BEGIN THE DATA
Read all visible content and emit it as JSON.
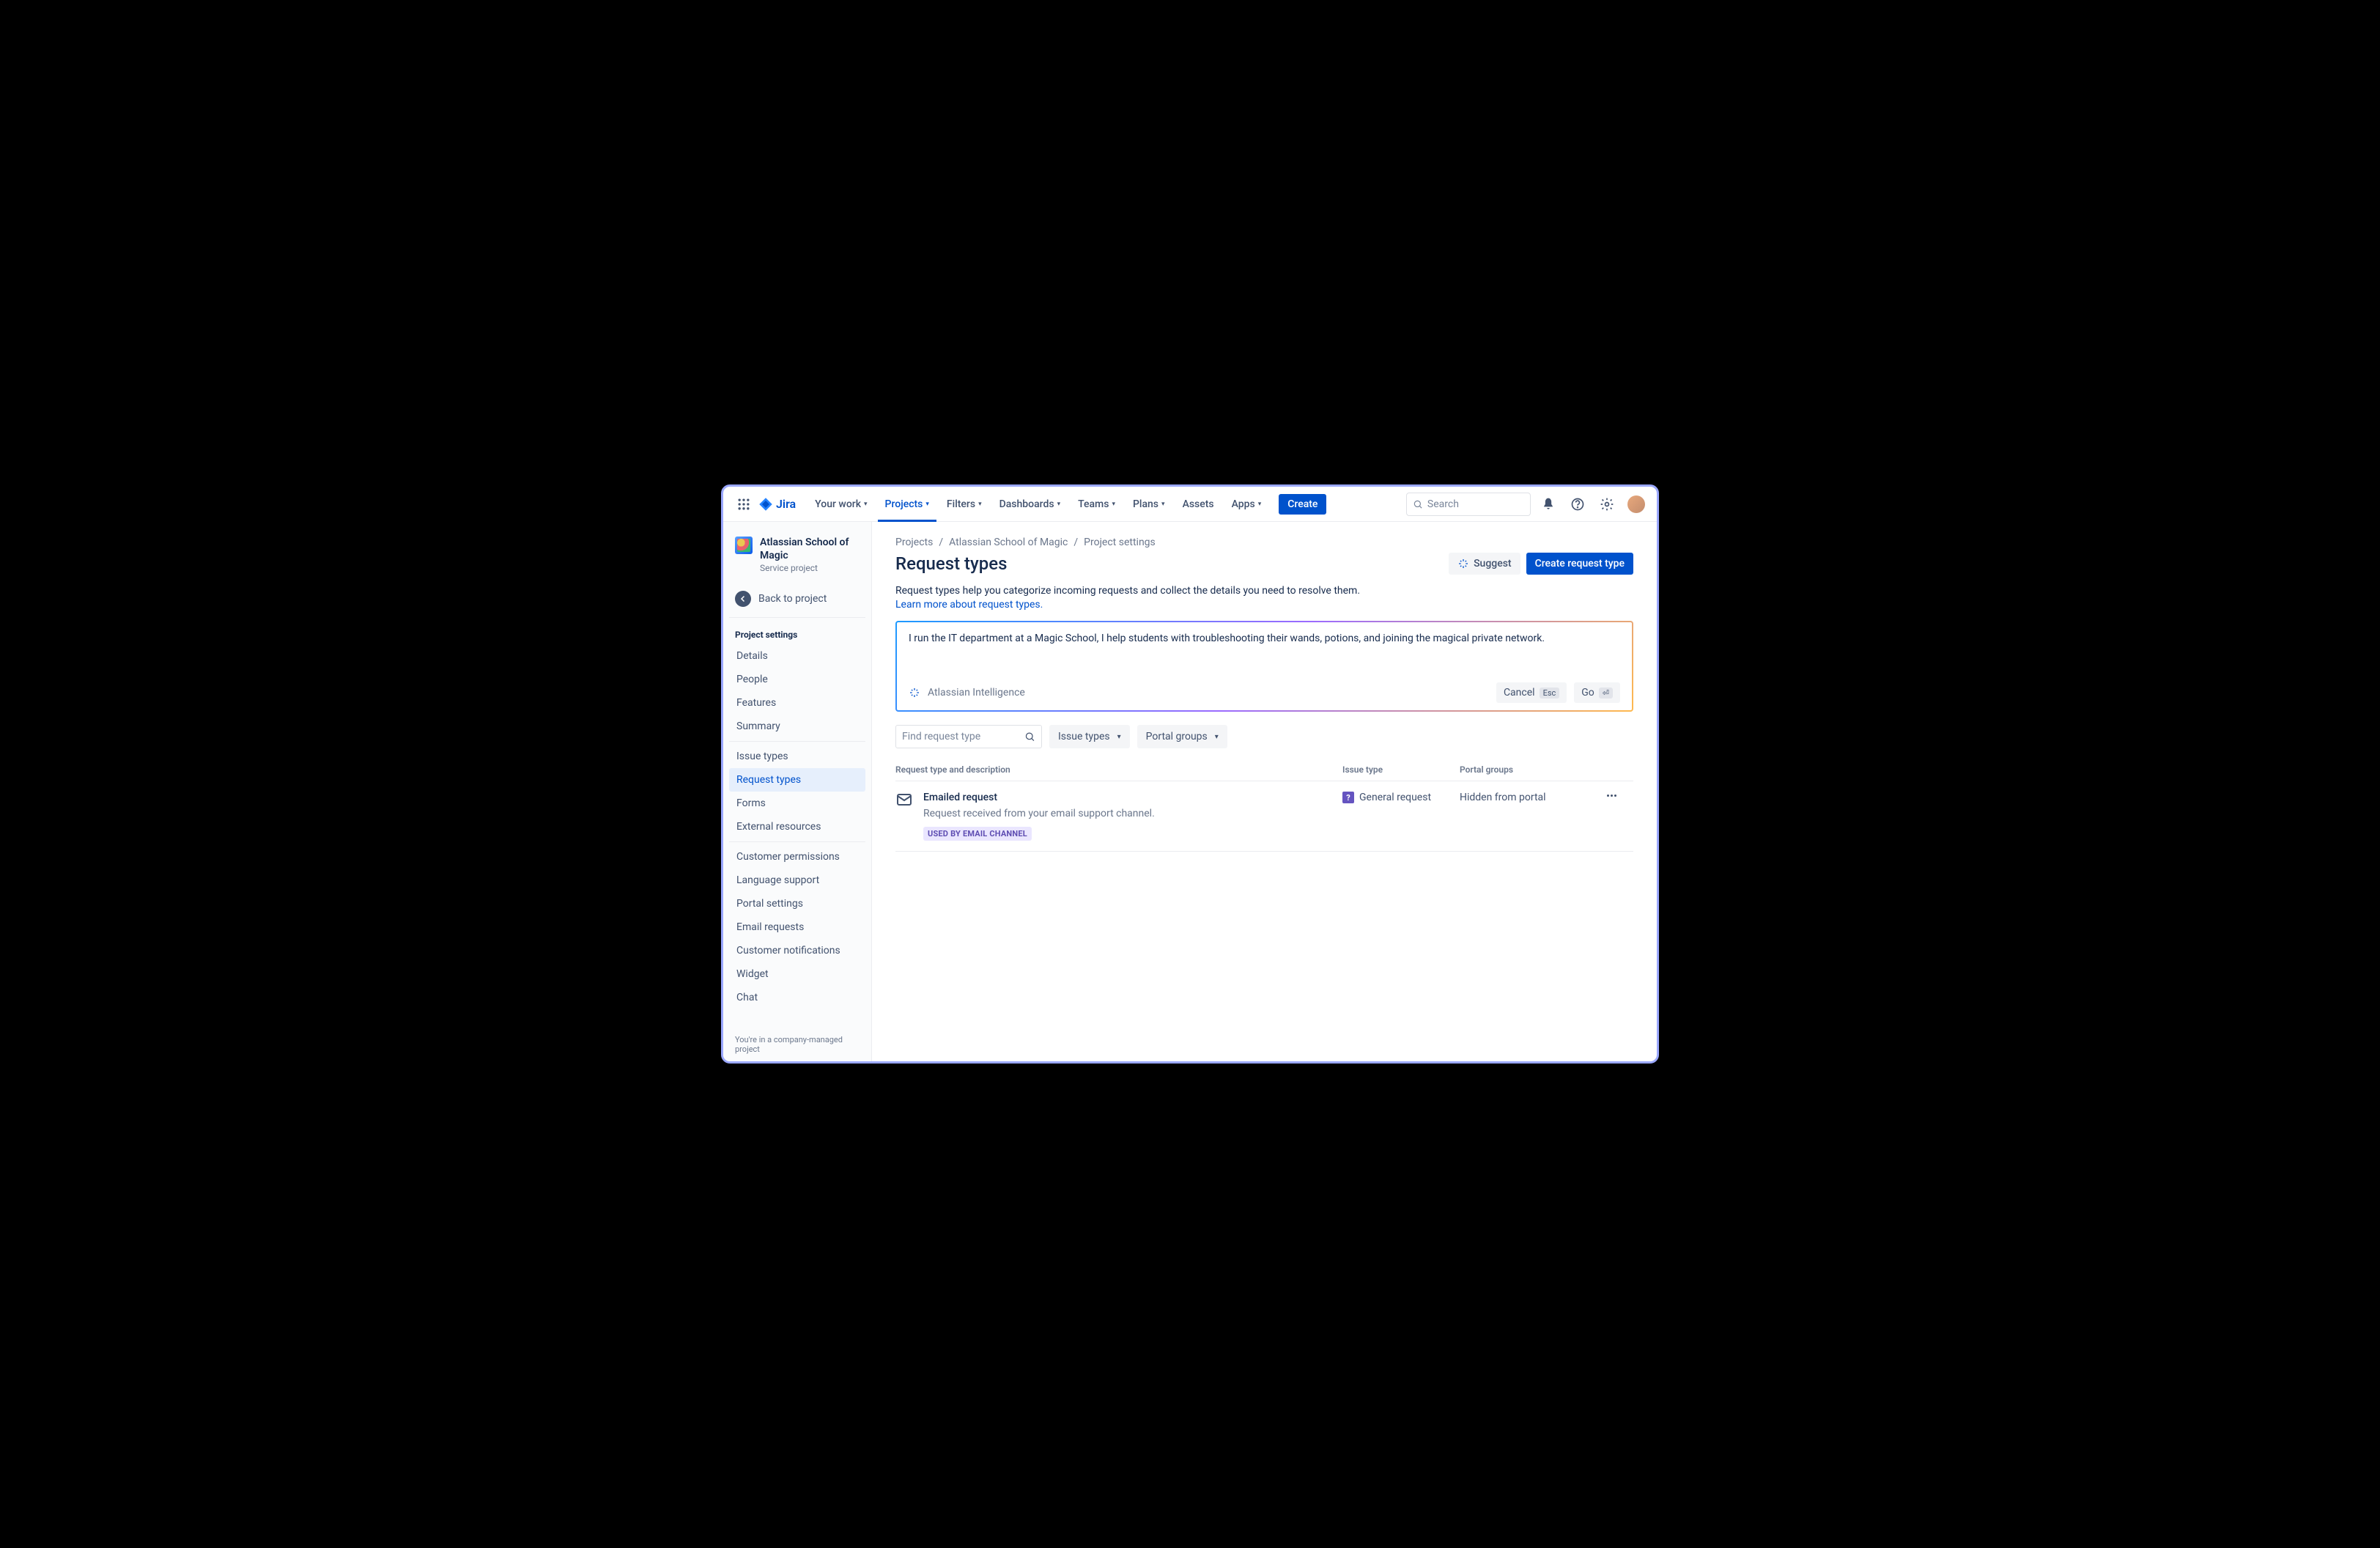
{
  "brand": "Jira",
  "nav": {
    "your_work": "Your work",
    "projects": "Projects",
    "filters": "Filters",
    "dashboards": "Dashboards",
    "teams": "Teams",
    "plans": "Plans",
    "assets": "Assets",
    "apps": "Apps",
    "create": "Create"
  },
  "search_placeholder": "Search",
  "sidebar": {
    "project_title": "Atlassian School of Magic",
    "project_sub": "Service project",
    "back": "Back to project",
    "section": "Project settings",
    "items": [
      {
        "label": "Details"
      },
      {
        "label": "People"
      },
      {
        "label": "Features"
      },
      {
        "label": "Summary"
      }
    ],
    "items2": [
      {
        "label": "Issue types"
      },
      {
        "label": "Request types"
      },
      {
        "label": "Forms"
      },
      {
        "label": "External resources"
      }
    ],
    "items3": [
      {
        "label": "Customer permissions"
      },
      {
        "label": "Language support"
      },
      {
        "label": "Portal settings"
      },
      {
        "label": "Email requests"
      },
      {
        "label": "Customer notifications"
      },
      {
        "label": "Widget"
      },
      {
        "label": "Chat"
      }
    ],
    "footer": "You're in a company-managed project"
  },
  "breadcrumb": {
    "a": "Projects",
    "b": "Atlassian School of Magic",
    "c": "Project settings"
  },
  "page": {
    "title": "Request types",
    "suggest": "Suggest",
    "create": "Create request type",
    "desc": "Request types help you categorize incoming requests and collect the details you need to resolve them.",
    "learn": "Learn more about request types."
  },
  "ai": {
    "text": "I run the IT department at a Magic School, I help students with troubleshooting their wands, potions, and joining the magical private network.",
    "label": "Atlassian Intelligence",
    "cancel": "Cancel",
    "cancel_kbd": "Esc",
    "go": "Go",
    "go_kbd": "⏎"
  },
  "filters": {
    "find_placeholder": "Find request type",
    "issue_types": "Issue types",
    "portal_groups": "Portal groups"
  },
  "table": {
    "h1": "Request type and description",
    "h2": "Issue type",
    "h3": "Portal groups",
    "row": {
      "title": "Emailed request",
      "desc": "Request received from your email support channel.",
      "badge": "USED BY EMAIL CHANNEL",
      "issue_type": "General request",
      "portal": "Hidden from portal"
    }
  }
}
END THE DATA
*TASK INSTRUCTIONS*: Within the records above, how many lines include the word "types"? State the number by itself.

*RESPONSE*: 6